Want to get elected to Parliament?
New Zealanders want MPs who have experience bringing order to chaos – people such as medical doctors, teachers, and police officers.
At least, that’s what the latest Stuff-Ipsos poll tells us.
As for wanting more teachers as MPs; experience dealing with unruly teenagers is useful when it comes to coping with fellow politicians in Parliament.
Labour MP Trevor Mallard held teaching jobs in Wellington and the King Country before entering Parliament in 1984.
Dealing with a wide range of people from different social classes in schools was similar to working an electorate, where he met a lot of people he wouldn’t normally have come across, he said.
But the mediation and discipline skills learned were perhaps the most important thing he had brought into Parliament from his teaching days.
‘‘You learn to observe interesting behaviours, and develop techniques for trying to handle them,’’ Mallard said.
‘‘I think politicians have a range of behaviours that go from kindergarten students through primary, secondary, tertiary, and some of them even act quite maturely.’’
Down the bottom end of the scale on the poll were lawyers – people want to see fewer solicitors representing them in Parliament.
The last Parliament had at least 12 lawyers, out of 120 politicians.
National MP and former lawyer Chester Borrows said he considered himself ‘‘far more of an ex-cop than an ex-lawyer’’, but had used his law degree every day in Parliament.
Police officers were also highly regarded, with two-thirds of those polled wanting to see more of them become MPs.
Police officers had strength and world experience at a grassroots level, Borrows said.
‘‘It’s seen as people who are approachable and aware of community issues and safety and things at the lowest level.’’
People wanted to be represented by someone who could knock on their door and talk about important issues, but be equally at ease in a social setting, he said.

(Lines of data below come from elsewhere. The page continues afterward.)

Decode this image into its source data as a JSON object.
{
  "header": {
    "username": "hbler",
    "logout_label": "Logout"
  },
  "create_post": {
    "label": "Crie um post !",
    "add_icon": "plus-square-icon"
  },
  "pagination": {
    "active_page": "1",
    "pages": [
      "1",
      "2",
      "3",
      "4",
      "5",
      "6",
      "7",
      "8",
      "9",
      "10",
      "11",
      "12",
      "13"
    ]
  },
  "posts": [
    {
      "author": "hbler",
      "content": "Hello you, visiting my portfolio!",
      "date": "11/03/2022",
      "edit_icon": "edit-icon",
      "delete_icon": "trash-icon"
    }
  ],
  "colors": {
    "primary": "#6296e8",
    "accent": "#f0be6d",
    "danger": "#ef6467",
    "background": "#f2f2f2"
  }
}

‘‘They want someone who can come up and knock at their door, but at the same time bowl into the public bar of a hotel, order a jug of beer, and talk to the guy next to them on the stuff they’re interested in, rather than some boring ex-accountant who can’t hold a conversation.’’
Borrows campaigned for Parliament when he was a police officer, and went to study law when he was unsuccessful.
It was after he returned to the same community as a lawyer and campaigned for politics again that people decided ‘‘being a lawyer I could speak out both sides of my mouth so I could go to Parliament and be the politician’’, he said.
‘‘People used to tell me I was far too nice to be a politician, but they don’t say that so much now,’’ he said, laughing.
‘‘The law degree gives you a special knowledge on how the law is made, how it works, and even some of the terminology and those sorts of things.’’
But lawyers were perceived as difficult to trust, because they were ‘‘seen as people who can talk out of both sides of their mouths, because they’re on both sides of every argument’’, he said.
At speaking engagements, Borrows said he had to quickly get up and tell a lawyer joke because whoever introduced him would inevitably try to get there first.
National MP Dr Jonathan Coleman was surprised people wanted fewer lawyers in Parliament, but said it might reflect there having always been a lot of MPs who were lawyers, so people probably thought they didn’t need more.
He wasn’t surprised to find medical professionals came out on top of the poll.
Coleman said he could understand people wanting more medical professionals in Parliament. Doctors had seen the full range of human nature, could relate to people and were trusted by the public.
When he first became an MP, Coleman said there had been only 13 doctors in Parliament.
Since then he had been joined by doctors Jackie Blue, Cam Calder, and Paul Hutchison in the National caucus.
But the benefits of having a doctor in the House were not just for their expertise in health policy, which was one of the biggest areas of expenditure across government.
Coleman’s medical training had also been called on by his colleagues at times, although he is yet to perform the Heimlich manoeuvre or do CPR on a fellow MP.
‘‘I’ve never had to save a life, but I’ve been routinely called on to consult on various colleagues’ health,’’ he said.
‘‘There’s been a lot of cases of man flu I’ve had to deal with, put it that way.’’